What a year it has been! As 2013 commences we would like to take a moment to recognize the peer reviewers that made the previous year possible. In 2012 over 60,000 people reviewed for PLOS ONE, up from 38,400 in 2011. These thousands of generous individuals donated their time to assessing and improving our authors’ submissions. Their combined efforts have helped PLOS ONE publish over 23,000 articles this year and added a vast wealth of knowledge to the Open Access corpus. We here at PLOS ONE would like to give thanks to these amazing individuals. Without their critical insight, support, and hard work we couldn’t do what we do.

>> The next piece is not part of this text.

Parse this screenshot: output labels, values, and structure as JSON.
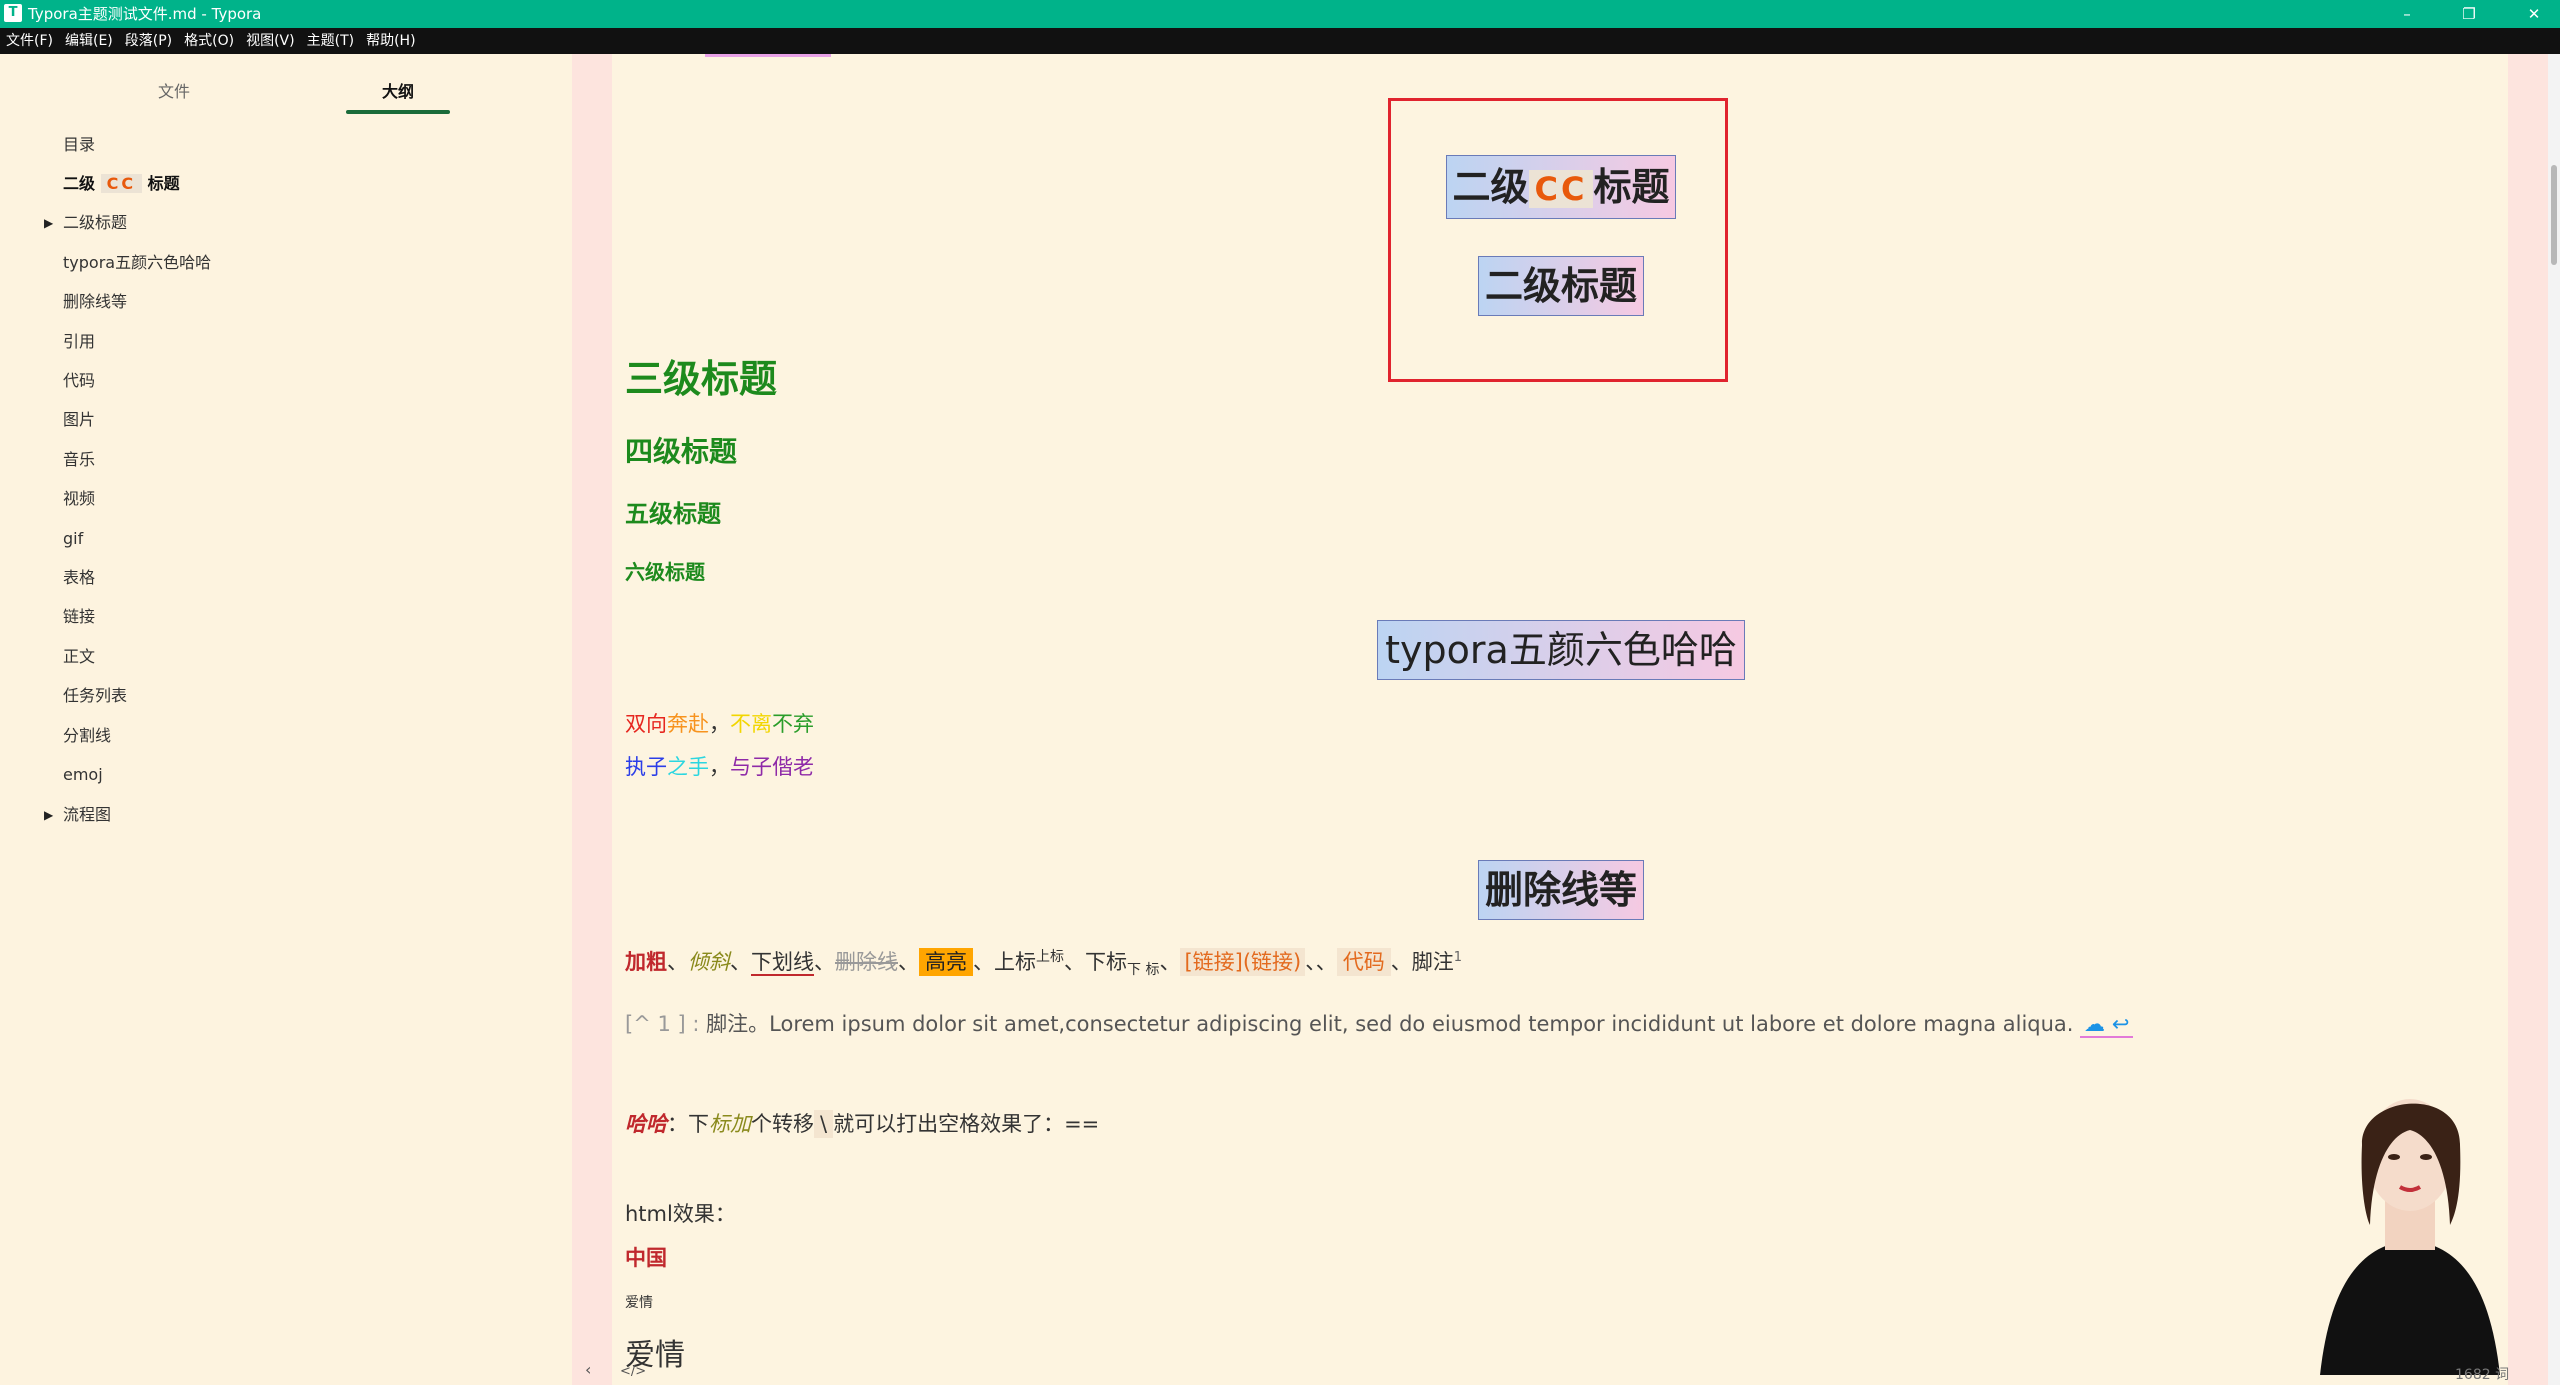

Though we are unable to mention each individual by name here, we would like to tell you more about the PLOS ONE reviewer board as a whole. Our reviewers come from 154 countries, from Albania to Argentina and Mexico to Monaco. 26,749 reviewers submitted 2 or more reviews in 2012.

As in previous years, we can also provide a list of the Top 25 institutions whose members contributed reviews last year. They are, in no particular order:

  • Duke University
  • Baylor College of Medicine
  • University of Michigan
  • University of Pittsburgh
  • University of Washington
  • Stanford University
  • University of Florida
  • CNRS
  • University of Oxford
  • University of Cambridge
  • Vanderbilt University
  • University of Minnesota
  • Imperial College London
  • University of Pennsylvania
  • Harvard Medical School
  • University of Toronto
  • University of Alabama
  • University College London
  • Mayo Clinic
  • NIH
  • Emory University
  • University of British Columbia
  • Johns Hopkins University
  • Karolinska Institutet

Again, we would like to send a hearty thank you to the over 60,000 peer reviewers of 2012. We are enormously grateful for your contributions and will look forward to working with you in the New Year!

Image: Thank You by mandiberg.